Cassandra Clark

How did you become a writer?

Ever since I realised that the squiggles on a page told a story I've written stories myself. I used to write on a little writing pad with Magnum Opus on the front. I was nine or so at the time. No Latin at that age, unlike Queen Elizabeth Tudor so where did I get that from? My family were extremely unbookish.  I went on to write plays in my teens and twenties and only later, out of financial necessity, wrote contemporary romance. Alan Boon saved my life and that of my two little daughters, god rest him. I was immensely lucky when I started because all my first work was accepted, plays, novels, tv scripts and so on. Only later has it become harder simply because publishing has changed so much and there are so many new writers willing to provide those cans of beans every publisher needs to survive.

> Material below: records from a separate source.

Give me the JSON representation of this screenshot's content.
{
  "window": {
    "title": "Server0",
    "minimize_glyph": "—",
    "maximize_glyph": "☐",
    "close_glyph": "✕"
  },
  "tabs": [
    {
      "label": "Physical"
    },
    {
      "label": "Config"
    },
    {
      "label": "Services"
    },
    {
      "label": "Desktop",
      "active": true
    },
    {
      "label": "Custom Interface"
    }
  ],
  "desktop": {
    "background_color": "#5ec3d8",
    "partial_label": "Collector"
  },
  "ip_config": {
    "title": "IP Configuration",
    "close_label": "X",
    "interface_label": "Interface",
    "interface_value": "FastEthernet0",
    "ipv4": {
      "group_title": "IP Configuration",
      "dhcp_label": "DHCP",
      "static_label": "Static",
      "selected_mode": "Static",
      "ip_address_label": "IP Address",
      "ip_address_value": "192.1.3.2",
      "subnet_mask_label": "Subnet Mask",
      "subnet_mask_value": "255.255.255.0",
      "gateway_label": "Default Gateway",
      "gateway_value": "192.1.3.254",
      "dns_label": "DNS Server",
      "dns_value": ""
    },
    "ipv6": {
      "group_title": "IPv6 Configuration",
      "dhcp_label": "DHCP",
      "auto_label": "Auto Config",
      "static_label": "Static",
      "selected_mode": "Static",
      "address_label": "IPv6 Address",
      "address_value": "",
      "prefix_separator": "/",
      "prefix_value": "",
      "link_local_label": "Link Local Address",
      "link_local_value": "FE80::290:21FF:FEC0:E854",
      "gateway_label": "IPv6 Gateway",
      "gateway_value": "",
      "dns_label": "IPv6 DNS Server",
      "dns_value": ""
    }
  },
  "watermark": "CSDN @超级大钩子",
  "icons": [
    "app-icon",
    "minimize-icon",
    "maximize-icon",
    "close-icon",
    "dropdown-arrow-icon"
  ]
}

Name your writing influences (writers, books, teachers, etc.).

My influences have neither rhyme nor reason. If something is written with style and care for the beauty of words I'll read it though I doubt whether it seeps in. At present I'm rereading Ivy Compton-Burnett, a neglected English writer from the early 2oth century, but I love the poetic, fractured prose of Annie Proulx, the wit and breadth of sadly missed JG Farrell, the plays of Becket and Shakespeare, the energy of the Revenge tragedies, the poetry of Philip Larkin and Dylan Thomas, the novels of Hemingway, Burroughs, Kerouac, Barbara Pym, Barthelme, EL Doctorow - eclectic and so many more I could name. No pattern beyond that thread of startling words.

When and where do you write? 

When I start a new book in my medieval thriller/detective series I start on a Monday morning at eight o'clock, preferably in January when it's bucketting down with rain. I do my actual writing at a battered old Louis XVIth desk on an equally battered old apple mac. I then transfer what I've written to a pc because my agent can't open any other kind of file. I print out what I've written after 12,000 words or so and slash it down to very little. Once that's done I write through to the end, writing about six or so hours every day until it's done. I then let it lie for a week or two until I've almost forgotten it, then I edit, edit and edit. I love all parts of writing but I'm not somebody who can sit in a cafe and scribble a few lines now and then. It's all or nothing with me. Best is when it's so vivid I dream the next day's dialogue. Bliss.

What are you working on now? 

I've just finished number seven in the series. At present it's called The Scandal of the Skulls. There was a most horrific parliament in London in 1388 when every one of King Richard's closest freinds and allies were beheaded or forced into exile (where they quickly met violent deaths). Richard was nineteen at the time. It still rouses my anger when I think how helpless he was and what grief he must have felt. Hildegard, of course, is fictional, but she moves in this world of betrayal and violent death.

Have you ever suffered from writer’s block? 

I'm not sure I believe in writers' block. I think it's maybe mistaken for the long period of mulling that every writer needs before they should even think of hitting the keyboard. You can't rush it. The mind has to work things out at a subconscious level and the best thing is to let it get on with it. Gazing out of windows on a moving train gets characters clamouring to be heard, I find.

What’s your advice to new writers?

Is advice ever taken? I would say read, read, read. Keep a note book. I walk around the location where my books are set and imagine it as it was. Because my books are historical I look at old maps and paintings and listen to music of the time. I read chronicles and letters. Everything helps to build detail and you can never know too much. After that I suggest cutting, cut for speed and clarity. Cut your precious research! I see and hear my characters as if they're people in a film. I wrote The Parliament of Spies as if it was a film script. Action is the thing. Oh, and never give in. Never give in.

Bio: Childhood spent in the East Riding of Yorkshire, won a tv playwrighting competition when I was twelve, escaped to London and streets paved with gold at seventeen, decided to go to University of London to read philosophy, married, had two daughters, ran a dress design business and wrote plays before the family got up in the morning, divorced, started writing contemporary romance and street theatre, wrote a couple of libretti for chamber operas, did a masters in Fiction writing, had a break to care for ill parents, moved back to London and started the Hildegard of Meaux medieval mystery series. Book 7 I hope will be out next year. I can be followed and my website is Cassandra Clark - Author.